*** Opening of Provided entries ***

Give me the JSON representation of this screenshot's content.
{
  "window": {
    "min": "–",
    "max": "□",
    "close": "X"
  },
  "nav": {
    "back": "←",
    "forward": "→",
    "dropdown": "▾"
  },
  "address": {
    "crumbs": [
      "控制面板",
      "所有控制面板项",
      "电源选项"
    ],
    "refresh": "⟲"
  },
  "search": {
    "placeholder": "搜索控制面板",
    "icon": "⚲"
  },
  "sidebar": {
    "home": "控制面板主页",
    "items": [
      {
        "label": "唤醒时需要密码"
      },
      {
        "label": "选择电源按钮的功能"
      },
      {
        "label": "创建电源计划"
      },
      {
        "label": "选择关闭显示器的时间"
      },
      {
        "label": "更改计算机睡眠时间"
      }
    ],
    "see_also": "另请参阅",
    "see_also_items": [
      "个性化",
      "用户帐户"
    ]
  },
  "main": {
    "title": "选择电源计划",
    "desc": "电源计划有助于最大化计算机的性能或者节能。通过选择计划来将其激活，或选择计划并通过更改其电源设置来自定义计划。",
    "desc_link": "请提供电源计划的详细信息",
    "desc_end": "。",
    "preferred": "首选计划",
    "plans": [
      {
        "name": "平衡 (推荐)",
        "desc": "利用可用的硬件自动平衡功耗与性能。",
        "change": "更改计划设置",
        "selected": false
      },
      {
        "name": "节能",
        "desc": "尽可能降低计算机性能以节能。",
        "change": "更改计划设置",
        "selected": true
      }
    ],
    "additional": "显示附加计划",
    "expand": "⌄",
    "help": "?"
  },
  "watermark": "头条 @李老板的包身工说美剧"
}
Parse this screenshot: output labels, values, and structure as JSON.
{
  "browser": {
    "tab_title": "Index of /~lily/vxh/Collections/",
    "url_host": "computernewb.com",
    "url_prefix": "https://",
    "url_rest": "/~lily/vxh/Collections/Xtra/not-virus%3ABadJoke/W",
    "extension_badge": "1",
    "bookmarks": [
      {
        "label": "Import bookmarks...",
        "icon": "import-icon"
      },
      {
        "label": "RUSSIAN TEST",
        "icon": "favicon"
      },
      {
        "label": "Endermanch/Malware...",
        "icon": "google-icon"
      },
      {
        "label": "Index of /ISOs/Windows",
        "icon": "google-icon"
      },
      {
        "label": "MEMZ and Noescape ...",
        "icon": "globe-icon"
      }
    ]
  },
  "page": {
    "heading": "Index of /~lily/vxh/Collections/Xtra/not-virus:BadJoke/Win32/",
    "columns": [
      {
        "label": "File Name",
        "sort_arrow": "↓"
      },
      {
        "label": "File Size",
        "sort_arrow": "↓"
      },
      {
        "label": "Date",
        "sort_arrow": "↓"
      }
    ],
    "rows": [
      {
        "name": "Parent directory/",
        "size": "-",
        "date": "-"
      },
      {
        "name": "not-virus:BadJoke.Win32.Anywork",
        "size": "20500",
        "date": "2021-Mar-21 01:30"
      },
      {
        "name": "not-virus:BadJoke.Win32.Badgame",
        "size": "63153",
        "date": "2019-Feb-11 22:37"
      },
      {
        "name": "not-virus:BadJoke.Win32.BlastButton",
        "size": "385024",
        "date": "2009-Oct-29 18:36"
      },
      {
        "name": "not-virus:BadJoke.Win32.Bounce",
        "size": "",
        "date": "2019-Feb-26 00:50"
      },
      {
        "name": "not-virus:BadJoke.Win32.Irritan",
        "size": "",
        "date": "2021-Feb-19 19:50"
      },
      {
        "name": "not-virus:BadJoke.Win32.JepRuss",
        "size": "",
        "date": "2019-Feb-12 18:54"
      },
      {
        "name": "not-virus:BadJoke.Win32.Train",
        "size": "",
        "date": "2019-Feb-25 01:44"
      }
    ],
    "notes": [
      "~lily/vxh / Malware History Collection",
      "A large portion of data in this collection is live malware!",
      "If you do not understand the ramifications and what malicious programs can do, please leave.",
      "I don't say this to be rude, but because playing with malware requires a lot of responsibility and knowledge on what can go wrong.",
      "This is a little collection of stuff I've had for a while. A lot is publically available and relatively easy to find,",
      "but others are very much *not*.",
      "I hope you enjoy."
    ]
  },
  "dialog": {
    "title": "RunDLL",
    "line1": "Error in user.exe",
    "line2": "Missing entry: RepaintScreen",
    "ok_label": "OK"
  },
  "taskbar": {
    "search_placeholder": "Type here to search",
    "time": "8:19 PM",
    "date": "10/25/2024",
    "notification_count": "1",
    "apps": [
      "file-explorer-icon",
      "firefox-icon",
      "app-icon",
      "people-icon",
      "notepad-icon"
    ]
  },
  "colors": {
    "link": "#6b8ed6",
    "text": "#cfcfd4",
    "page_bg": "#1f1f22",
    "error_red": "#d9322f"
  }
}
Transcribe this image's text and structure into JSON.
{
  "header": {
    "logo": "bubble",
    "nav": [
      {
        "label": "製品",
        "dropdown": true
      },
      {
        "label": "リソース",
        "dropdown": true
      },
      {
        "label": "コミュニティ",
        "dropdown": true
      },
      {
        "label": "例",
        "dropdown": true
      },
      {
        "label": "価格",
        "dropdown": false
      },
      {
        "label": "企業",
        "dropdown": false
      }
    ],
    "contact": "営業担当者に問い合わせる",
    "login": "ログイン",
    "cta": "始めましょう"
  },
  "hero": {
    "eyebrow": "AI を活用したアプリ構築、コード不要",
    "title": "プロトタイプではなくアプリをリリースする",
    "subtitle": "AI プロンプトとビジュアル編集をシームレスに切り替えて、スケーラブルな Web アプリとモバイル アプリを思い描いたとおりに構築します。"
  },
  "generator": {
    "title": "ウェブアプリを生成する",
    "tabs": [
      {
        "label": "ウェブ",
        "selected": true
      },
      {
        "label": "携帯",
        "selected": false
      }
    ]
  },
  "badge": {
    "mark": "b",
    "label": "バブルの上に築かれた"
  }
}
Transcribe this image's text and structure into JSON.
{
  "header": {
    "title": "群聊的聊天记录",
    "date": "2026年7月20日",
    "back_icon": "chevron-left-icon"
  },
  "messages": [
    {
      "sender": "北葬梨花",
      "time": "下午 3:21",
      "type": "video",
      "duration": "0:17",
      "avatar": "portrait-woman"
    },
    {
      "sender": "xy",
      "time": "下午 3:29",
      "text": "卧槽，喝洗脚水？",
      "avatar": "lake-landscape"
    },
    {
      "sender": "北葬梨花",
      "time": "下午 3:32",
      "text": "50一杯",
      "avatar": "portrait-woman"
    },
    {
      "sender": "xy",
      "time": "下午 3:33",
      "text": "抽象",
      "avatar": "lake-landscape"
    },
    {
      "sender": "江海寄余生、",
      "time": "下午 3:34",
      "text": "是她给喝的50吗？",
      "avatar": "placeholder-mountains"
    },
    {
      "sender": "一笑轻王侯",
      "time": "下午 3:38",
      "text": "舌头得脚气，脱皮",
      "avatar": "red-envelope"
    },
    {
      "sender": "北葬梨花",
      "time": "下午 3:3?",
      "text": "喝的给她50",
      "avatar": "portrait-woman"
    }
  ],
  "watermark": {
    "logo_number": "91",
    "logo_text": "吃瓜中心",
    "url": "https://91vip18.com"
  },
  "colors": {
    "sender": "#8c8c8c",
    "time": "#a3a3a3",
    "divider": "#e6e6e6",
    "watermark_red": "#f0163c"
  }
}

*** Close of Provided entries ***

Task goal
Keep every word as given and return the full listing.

Response area
Give me the JSON representation of this screenshot's content.
{
  "window": {
    "min": "–",
    "max": "□",
    "close": "X"
  },
  "nav": {
    "back": "←",
    "forward": "→",
    "dropdown": "▾"
  },
  "address": {
    "crumbs": [
      "控制面板",
      "所有控制面板项",
      "电源选项"
    ],
    "refresh": "⟲"
  },
  "search": {
    "placeholder": "搜索控制面板",
    "icon": "⚲"
  },
  "sidebar": {
    "home": "控制面板主页",
    "items": [
      {
        "label": "唤醒时需要密码"
      },
      {
        "label": "选择电源按钮的功能"
      },
      {
        "label": "创建电源计划"
      },
      {
        "label": "选择关闭显示器的时间"
      },
      {
        "label": "更改计算机睡眠时间"
      }
    ],
    "see_also": "另请参阅",
    "see_also_items": [
      "个性化",
      "用户帐户"
    ]
  },
  "main": {
    "title": "选择电源计划",
    "desc": "电源计划有助于最大化计算机的性能或者节能。通过选择计划来将其激活，或选择计划并通过更改其电源设置来自定义计划。",
    "desc_link": "请提供电源计划的详细信息",
    "desc_end": "。",
    "preferred": "首选计划",
    "plans": [
      {
        "name": "平衡 (推荐)",
        "desc": "利用可用的硬件自动平衡功耗与性能。",
        "change": "更改计划设置",
        "selected": false
      },
      {
        "name": "节能",
        "desc": "尽可能降低计算机性能以节能。",
        "change": "更改计划设置",
        "selected": true
      }
    ],
    "additional": "显示附加计划",
    "expand": "⌄",
    "help": "?"
  },
  "watermark": "头条 @李老板的包身工说美剧"
}
Parse this screenshot: output labels, values, and structure as JSON.
{
  "browser": {
    "tab_title": "Index of /~lily/vxh/Collections/",
    "url_host": "computernewb.com",
    "url_prefix": "https://",
    "url_rest": "/~lily/vxh/Collections/Xtra/not-virus%3ABadJoke/W",
    "extension_badge": "1",
    "bookmarks": [
      {
        "label": "Import bookmarks...",
        "icon": "import-icon"
      },
      {
        "label": "RUSSIAN TEST",
        "icon": "favicon"
      },
      {
        "label": "Endermanch/Malware...",
        "icon": "google-icon"
      },
      {
        "label": "Index of /ISOs/Windows",
        "icon": "google-icon"
      },
      {
        "label": "MEMZ and Noescape ...",
        "icon": "globe-icon"
      }
    ]
  },
  "page": {
    "heading": "Index of /~lily/vxh/Collections/Xtra/not-virus:BadJoke/Win32/",
    "columns": [
      {
        "label": "File Name",
        "sort_arrow": "↓"
      },
      {
        "label": "File Size",
        "sort_arrow": "↓"
      },
      {
        "label": "Date",
        "sort_arrow": "↓"
      }
    ],
    "rows": [
      {
        "name": "Parent directory/",
        "size": "-",
        "date": "-"
      },
      {
        "name": "not-virus:BadJoke.Win32.Anywork",
        "size": "20500",
        "date": "2021-Mar-21 01:30"
      },
      {
        "name": "not-virus:BadJoke.Win32.Badgame",
        "size": "63153",
        "date": "2019-Feb-11 22:37"
      },
      {
        "name": "not-virus:BadJoke.Win32.BlastButton",
        "size": "385024",
        "date": "2009-Oct-29 18:36"
      },
      {
        "name": "not-virus:BadJoke.Win32.Bounce",
        "size": "",
        "date": "2019-Feb-26 00:50"
      },
      {
        "name": "not-virus:BadJoke.Win32.Irritan",
        "size": "",
        "date": "2021-Feb-19 19:50"
      },
      {
        "name": "not-virus:BadJoke.Win32.JepRuss",
        "size": "",
        "date": "2019-Feb-12 18:54"
      },
      {
        "name": "not-virus:BadJoke.Win32.Train",
        "size": "",
        "date": "2019-Feb-25 01:44"
      }
    ],
    "notes": [
      "~lily/vxh / Malware History Collection",
      "A large portion of data in this collection is live malware!",
      "If you do not understand the ramifications and what malicious programs can do, please leave.",
      "I don't say this to be rude, but because playing with malware requires a lot of responsibility and knowledge on what can go wrong.",
      "This is a little collection of stuff I've had for a while. A lot is publically available and relatively easy to find,",
      "but others are very much *not*.",
      "I hope you enjoy."
    ]
  },
  "dialog": {
    "title": "RunDLL",
    "line1": "Error in user.exe",
    "line2": "Missing entry: RepaintScreen",
    "ok_label": "OK"
  },
  "taskbar": {
    "search_placeholder": "Type here to search",
    "time": "8:19 PM",
    "date": "10/25/2024",
    "notification_count": "1",
    "apps": [
      "file-explorer-icon",
      "firefox-icon",
      "app-icon",
      "people-icon",
      "notepad-icon"
    ]
  },
  "colors": {
    "link": "#6b8ed6",
    "text": "#cfcfd4",
    "page_bg": "#1f1f22",
    "error_red": "#d9322f"
  }
}
Transcribe this image's text and structure into JSON.
{
  "header": {
    "logo": "bubble",
    "nav": [
      {
        "label": "製品",
        "dropdown": true
      },
      {
        "label": "リソース",
        "dropdown": true
      },
      {
        "label": "コミュニティ",
        "dropdown": true
      },
      {
        "label": "例",
        "dropdown": true
      },
      {
        "label": "価格",
        "dropdown": false
      },
      {
        "label": "企業",
        "dropdown": false
      }
    ],
    "contact": "営業担当者に問い合わせる",
    "login": "ログイン",
    "cta": "始めましょう"
  },
  "hero": {
    "eyebrow": "AI を活用したアプリ構築、コード不要",
    "title": "プロトタイプではなくアプリをリリースする",
    "subtitle": "AI プロンプトとビジュアル編集をシームレスに切り替えて、スケーラブルな Web アプリとモバイル アプリを思い描いたとおりに構築します。"
  },
  "generator": {
    "title": "ウェブアプリを生成する",
    "tabs": [
      {
        "label": "ウェブ",
        "selected": true
      },
      {
        "label": "携帯",
        "selected": false
      }
    ]
  },
  "badge": {
    "mark": "b",
    "label": "バブルの上に築かれた"
  }
}
Transcribe this image's text and structure into JSON.
{
  "header": {
    "title": "群聊的聊天记录",
    "date": "2026年7月20日",
    "back_icon": "chevron-left-icon"
  },
  "messages": [
    {
      "sender": "北葬梨花",
      "time": "下午 3:21",
      "type": "video",
      "duration": "0:17",
      "avatar": "portrait-woman"
    },
    {
      "sender": "xy",
      "time": "下午 3:29",
      "text": "卧槽，喝洗脚水？",
      "avatar": "lake-landscape"
    },
    {
      "sender": "北葬梨花",
      "time": "下午 3:32",
      "text": "50一杯",
      "avatar": "portrait-woman"
    },
    {
      "sender": "xy",
      "time": "下午 3:33",
      "text": "抽象",
      "avatar": "lake-landscape"
    },
    {
      "sender": "江海寄余生、",
      "time": "下午 3:34",
      "text": "是她给喝的50吗？",
      "avatar": "placeholder-mountains"
    },
    {
      "sender": "一笑轻王侯",
      "time": "下午 3:38",
      "text": "舌头得脚气，脱皮",
      "avatar": "red-envelope"
    },
    {
      "sender": "北葬梨花",
      "time": "下午 3:3?",
      "text": "喝的给她50",
      "avatar": "portrait-woman"
    }
  ],
  "watermark": {
    "logo_number": "91",
    "logo_text": "吃瓜中心",
    "url": "https://91vip18.com"
  },
  "colors": {
    "sender": "#8c8c8c",
    "time": "#a3a3a3",
    "divider": "#e6e6e6",
    "watermark_red": "#f0163c"
  }
}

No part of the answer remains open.